→ **ABOUT THIS EXERCISE**
Go through the records below line by line. Count the lines with "Viale" and give the count alone.

Records from a data collection
★ ★ ★ ★

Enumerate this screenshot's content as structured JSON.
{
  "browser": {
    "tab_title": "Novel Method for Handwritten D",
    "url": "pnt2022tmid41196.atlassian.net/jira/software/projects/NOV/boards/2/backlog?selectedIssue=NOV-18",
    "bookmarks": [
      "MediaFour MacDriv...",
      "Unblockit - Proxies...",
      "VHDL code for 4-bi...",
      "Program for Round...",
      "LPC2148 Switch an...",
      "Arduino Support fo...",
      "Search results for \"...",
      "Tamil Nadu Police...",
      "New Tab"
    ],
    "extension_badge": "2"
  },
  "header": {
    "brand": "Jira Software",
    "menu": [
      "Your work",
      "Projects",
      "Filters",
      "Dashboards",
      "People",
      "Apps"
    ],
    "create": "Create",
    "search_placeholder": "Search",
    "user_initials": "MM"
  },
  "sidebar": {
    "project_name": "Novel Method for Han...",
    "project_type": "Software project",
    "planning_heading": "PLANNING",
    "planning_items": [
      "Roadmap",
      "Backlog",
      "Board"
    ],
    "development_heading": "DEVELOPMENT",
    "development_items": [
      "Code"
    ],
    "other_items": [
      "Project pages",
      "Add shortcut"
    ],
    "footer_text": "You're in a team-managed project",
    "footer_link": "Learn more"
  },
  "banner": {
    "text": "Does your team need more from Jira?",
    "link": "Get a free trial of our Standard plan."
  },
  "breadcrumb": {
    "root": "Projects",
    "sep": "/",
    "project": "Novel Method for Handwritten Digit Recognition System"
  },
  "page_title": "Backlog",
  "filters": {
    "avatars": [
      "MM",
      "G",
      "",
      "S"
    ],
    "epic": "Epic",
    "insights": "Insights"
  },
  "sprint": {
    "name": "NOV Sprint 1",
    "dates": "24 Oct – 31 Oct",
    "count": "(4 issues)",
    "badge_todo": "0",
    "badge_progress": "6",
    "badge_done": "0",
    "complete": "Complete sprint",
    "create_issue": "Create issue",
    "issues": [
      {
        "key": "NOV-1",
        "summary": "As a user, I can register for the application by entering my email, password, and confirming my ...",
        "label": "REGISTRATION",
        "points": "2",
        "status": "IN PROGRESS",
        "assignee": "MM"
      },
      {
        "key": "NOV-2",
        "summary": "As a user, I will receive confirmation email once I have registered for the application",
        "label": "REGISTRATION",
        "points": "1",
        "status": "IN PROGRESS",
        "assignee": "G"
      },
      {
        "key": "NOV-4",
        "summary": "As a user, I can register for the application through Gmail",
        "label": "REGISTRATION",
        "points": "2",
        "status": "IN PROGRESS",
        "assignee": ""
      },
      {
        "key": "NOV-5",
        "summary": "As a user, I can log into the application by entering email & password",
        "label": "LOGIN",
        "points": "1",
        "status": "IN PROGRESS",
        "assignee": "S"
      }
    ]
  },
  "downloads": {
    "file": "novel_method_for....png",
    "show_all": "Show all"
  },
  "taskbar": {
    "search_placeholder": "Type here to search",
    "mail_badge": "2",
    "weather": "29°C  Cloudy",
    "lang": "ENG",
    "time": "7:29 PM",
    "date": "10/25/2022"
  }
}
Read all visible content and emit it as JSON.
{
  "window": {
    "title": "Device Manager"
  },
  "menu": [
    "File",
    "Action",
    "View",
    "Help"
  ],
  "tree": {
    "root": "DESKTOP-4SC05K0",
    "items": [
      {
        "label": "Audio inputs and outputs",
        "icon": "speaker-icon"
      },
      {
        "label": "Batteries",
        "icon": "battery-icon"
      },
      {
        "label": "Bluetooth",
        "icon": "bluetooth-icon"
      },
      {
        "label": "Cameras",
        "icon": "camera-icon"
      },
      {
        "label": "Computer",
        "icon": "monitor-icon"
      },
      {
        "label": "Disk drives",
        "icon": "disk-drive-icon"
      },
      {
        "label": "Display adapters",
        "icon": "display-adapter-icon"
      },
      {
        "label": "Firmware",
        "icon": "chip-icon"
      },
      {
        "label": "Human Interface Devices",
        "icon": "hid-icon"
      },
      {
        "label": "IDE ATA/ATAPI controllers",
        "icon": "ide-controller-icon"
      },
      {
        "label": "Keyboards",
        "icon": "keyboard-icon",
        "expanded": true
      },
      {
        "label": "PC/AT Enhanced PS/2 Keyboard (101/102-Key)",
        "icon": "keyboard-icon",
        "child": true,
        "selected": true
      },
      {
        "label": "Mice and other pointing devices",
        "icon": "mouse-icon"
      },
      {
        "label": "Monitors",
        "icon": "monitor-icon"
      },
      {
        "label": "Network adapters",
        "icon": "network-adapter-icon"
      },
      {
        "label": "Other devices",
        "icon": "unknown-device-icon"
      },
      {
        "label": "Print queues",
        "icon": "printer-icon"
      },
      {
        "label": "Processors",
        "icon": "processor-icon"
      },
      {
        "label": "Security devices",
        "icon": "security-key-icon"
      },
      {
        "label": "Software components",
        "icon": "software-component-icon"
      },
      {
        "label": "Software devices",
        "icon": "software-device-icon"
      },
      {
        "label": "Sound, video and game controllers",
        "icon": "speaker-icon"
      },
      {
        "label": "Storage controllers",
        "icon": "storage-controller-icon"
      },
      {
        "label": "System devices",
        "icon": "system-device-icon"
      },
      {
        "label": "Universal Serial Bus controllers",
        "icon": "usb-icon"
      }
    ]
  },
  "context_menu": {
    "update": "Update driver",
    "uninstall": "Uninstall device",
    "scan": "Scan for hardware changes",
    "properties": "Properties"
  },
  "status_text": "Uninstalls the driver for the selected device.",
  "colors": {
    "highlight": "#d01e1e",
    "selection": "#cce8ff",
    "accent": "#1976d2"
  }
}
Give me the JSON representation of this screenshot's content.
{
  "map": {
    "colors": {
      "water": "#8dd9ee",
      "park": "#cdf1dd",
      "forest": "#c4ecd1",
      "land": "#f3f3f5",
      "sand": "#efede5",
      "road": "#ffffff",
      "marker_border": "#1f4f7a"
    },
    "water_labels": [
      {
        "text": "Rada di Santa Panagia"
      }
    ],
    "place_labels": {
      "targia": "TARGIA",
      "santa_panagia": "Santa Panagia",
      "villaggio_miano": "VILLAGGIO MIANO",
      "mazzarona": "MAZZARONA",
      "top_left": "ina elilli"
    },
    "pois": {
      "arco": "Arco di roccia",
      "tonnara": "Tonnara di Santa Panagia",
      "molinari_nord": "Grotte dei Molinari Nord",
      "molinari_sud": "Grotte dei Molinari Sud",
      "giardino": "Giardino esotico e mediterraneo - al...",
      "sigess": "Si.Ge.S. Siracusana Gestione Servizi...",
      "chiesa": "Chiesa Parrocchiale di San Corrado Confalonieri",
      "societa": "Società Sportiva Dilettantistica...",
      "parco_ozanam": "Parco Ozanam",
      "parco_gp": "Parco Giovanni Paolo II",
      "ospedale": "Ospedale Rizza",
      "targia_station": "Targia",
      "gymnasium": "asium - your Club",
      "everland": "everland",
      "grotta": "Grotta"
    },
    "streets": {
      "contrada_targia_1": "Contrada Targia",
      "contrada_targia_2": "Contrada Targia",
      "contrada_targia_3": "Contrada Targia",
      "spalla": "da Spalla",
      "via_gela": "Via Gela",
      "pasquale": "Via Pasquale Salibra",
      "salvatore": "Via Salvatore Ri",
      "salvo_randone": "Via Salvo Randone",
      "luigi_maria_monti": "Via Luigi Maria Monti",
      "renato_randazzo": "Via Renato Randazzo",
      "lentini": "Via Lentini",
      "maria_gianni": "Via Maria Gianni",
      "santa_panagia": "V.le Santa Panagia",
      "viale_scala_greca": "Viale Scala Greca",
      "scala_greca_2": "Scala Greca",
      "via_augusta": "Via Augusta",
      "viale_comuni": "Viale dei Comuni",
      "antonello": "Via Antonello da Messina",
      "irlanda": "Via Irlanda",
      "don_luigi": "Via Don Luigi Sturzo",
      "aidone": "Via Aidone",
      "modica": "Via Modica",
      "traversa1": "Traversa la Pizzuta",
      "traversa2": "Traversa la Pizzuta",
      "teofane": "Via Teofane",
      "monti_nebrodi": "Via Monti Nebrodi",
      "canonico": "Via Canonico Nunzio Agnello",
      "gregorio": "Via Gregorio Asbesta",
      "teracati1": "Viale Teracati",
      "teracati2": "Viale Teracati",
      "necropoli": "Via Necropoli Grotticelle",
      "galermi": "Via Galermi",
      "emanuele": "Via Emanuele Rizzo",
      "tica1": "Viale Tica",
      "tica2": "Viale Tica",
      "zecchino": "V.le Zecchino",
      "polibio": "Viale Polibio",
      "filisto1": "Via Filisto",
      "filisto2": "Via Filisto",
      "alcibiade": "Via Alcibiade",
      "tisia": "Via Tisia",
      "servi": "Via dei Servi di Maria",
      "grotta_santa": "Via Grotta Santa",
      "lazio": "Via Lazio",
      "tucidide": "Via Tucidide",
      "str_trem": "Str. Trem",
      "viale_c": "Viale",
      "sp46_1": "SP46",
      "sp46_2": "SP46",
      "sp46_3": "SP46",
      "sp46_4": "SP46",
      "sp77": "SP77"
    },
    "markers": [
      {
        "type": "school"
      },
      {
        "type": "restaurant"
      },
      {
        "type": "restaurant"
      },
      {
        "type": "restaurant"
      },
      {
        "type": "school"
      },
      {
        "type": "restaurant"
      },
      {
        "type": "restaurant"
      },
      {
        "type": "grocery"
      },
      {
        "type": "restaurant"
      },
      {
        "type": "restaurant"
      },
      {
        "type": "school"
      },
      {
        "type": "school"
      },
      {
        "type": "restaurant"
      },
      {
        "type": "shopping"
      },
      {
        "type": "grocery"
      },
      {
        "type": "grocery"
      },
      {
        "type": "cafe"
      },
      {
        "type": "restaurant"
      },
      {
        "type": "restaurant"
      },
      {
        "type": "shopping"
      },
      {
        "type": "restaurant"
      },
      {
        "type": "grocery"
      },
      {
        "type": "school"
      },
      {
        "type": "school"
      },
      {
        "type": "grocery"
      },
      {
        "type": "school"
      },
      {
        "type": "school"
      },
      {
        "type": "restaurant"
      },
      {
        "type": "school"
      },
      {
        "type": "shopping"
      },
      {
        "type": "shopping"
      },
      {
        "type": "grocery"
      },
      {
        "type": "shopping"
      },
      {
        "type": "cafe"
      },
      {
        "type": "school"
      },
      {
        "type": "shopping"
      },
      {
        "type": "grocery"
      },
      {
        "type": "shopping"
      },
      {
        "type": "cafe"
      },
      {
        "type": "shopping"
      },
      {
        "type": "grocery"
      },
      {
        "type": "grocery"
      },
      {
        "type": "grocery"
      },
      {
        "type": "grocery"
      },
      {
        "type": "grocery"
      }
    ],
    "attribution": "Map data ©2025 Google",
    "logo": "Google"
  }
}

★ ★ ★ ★

→ **YOUR SOLUTION**
8